**Exercise instructions**
Look through the entries below. Report each line that has the word "JSON" in it.

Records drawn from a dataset
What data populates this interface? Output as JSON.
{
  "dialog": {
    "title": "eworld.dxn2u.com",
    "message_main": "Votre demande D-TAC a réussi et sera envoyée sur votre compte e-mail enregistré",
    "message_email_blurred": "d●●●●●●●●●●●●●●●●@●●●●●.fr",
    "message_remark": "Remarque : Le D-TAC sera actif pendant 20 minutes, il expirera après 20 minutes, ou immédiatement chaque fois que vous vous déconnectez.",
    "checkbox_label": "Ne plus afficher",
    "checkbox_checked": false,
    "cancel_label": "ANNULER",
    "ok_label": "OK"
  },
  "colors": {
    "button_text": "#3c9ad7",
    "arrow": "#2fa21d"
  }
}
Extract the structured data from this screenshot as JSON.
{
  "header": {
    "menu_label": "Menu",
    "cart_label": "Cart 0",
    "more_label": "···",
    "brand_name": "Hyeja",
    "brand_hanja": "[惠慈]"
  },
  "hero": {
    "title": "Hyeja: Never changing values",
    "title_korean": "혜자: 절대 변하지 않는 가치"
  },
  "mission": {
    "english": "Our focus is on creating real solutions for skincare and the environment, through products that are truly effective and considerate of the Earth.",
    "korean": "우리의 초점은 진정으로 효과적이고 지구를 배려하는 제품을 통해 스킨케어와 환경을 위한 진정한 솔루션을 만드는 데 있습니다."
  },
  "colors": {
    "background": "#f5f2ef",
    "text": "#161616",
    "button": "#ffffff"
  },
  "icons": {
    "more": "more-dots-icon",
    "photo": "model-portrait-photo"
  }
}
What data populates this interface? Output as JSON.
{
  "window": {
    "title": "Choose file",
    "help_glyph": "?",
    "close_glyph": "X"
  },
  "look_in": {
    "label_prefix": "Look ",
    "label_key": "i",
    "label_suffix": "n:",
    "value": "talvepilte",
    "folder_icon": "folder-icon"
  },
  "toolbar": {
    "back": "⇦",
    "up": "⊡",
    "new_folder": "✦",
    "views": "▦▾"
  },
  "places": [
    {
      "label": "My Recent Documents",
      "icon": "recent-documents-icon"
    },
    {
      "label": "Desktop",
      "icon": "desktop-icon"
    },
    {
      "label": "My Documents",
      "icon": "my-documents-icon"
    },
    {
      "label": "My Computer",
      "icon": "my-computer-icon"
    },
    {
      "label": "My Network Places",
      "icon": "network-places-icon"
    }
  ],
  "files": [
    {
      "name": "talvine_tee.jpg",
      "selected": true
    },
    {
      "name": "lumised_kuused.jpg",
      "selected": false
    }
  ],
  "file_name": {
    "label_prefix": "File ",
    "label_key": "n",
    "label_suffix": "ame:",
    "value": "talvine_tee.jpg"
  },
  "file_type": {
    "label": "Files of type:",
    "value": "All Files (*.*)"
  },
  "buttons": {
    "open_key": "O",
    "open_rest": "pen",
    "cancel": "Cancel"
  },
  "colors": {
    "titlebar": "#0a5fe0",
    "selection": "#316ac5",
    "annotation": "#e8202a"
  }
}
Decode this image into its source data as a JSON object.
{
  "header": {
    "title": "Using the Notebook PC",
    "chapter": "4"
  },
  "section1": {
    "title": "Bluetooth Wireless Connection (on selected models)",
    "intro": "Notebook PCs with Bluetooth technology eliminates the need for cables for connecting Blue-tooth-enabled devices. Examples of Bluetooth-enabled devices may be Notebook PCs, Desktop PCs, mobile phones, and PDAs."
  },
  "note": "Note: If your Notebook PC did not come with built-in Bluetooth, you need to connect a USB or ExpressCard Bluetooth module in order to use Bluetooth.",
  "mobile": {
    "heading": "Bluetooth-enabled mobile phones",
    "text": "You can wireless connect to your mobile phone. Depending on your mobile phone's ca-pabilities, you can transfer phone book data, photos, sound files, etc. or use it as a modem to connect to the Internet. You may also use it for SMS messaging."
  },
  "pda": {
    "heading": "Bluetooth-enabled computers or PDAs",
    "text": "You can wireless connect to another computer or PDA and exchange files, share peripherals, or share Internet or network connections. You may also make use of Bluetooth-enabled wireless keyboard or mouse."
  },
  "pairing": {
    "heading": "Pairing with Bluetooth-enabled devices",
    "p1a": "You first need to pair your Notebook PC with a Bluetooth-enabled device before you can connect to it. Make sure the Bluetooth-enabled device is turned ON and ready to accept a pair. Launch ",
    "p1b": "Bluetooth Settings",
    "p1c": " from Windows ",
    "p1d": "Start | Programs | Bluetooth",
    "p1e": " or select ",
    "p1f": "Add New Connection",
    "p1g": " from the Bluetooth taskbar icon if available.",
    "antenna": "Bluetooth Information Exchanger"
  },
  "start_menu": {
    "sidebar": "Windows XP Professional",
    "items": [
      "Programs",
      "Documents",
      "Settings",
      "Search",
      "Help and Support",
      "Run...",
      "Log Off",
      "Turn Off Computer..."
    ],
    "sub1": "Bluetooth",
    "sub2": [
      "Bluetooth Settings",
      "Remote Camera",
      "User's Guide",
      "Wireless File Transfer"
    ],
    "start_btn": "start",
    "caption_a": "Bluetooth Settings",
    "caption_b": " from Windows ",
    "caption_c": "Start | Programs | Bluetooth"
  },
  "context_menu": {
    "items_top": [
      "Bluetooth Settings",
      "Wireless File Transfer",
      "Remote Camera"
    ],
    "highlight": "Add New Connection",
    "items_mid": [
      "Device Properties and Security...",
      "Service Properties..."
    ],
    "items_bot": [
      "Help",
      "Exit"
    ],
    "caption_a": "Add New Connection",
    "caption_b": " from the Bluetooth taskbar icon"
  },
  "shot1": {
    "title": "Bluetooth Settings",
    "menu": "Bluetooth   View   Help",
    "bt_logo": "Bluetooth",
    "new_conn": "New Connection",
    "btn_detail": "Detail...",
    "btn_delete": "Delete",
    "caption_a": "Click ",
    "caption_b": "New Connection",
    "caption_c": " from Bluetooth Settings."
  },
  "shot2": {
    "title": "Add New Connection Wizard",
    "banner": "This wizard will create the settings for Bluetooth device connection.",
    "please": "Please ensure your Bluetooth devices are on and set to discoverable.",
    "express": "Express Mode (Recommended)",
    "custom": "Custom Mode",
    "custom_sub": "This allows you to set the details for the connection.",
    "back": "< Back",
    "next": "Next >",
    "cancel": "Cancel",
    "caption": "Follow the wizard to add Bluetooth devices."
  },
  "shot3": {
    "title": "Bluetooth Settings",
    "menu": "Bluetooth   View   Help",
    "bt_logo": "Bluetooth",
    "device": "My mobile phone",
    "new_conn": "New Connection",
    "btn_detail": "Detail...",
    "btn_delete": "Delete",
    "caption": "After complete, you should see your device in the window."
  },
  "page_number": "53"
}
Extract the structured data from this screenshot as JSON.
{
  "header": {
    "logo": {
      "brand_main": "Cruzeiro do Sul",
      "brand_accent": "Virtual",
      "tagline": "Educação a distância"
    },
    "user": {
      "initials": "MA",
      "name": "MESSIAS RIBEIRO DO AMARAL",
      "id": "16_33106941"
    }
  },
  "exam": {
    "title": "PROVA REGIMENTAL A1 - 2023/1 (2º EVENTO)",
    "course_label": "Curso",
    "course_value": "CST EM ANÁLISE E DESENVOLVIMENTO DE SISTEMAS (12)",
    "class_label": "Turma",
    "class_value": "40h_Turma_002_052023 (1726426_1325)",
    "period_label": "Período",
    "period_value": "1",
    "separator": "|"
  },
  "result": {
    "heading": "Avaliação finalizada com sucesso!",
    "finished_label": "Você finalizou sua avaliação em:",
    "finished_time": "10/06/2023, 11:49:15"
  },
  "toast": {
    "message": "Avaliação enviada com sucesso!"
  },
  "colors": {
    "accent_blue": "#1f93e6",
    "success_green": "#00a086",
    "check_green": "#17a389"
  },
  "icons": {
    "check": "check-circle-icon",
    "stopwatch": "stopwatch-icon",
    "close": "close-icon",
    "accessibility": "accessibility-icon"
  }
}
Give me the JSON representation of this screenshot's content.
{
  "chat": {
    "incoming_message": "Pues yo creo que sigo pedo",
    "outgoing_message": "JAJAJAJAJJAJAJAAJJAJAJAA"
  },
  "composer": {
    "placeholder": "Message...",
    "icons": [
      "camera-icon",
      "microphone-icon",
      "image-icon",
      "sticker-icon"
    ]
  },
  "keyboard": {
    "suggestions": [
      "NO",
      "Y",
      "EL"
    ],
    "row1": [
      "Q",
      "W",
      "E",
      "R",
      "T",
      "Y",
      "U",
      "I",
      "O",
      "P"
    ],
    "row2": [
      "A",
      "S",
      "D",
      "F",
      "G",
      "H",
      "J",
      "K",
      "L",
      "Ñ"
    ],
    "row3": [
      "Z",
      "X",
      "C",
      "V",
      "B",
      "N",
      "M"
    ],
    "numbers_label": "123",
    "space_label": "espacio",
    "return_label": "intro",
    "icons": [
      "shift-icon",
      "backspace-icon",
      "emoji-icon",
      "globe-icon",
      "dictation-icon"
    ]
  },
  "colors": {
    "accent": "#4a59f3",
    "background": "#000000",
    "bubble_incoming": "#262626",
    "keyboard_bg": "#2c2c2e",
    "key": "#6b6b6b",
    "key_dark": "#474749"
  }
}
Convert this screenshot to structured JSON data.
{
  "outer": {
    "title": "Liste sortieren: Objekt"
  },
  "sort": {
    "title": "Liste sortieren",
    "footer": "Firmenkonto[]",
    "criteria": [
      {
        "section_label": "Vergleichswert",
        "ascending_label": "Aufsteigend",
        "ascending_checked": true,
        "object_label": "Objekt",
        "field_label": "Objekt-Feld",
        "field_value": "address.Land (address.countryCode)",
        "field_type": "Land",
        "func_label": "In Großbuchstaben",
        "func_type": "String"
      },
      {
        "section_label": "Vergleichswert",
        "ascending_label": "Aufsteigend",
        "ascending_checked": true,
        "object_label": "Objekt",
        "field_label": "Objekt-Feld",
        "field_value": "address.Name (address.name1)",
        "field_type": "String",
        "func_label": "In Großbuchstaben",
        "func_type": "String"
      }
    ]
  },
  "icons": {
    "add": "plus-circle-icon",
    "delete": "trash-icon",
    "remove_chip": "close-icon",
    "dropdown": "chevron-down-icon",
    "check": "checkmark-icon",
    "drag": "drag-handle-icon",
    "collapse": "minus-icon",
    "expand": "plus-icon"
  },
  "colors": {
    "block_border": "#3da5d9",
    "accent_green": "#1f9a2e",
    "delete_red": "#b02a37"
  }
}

**Your solution**
What data populates this interface? Output as JSON.
Extract the structured data from this screenshot as JSON.
What data populates this interface? Output as JSON.
Decode this image into its source data as a JSON object.
Extract the structured data from this screenshot as JSON.
Give me the JSON representation of this screenshot's content.
Convert this screenshot to structured JSON data.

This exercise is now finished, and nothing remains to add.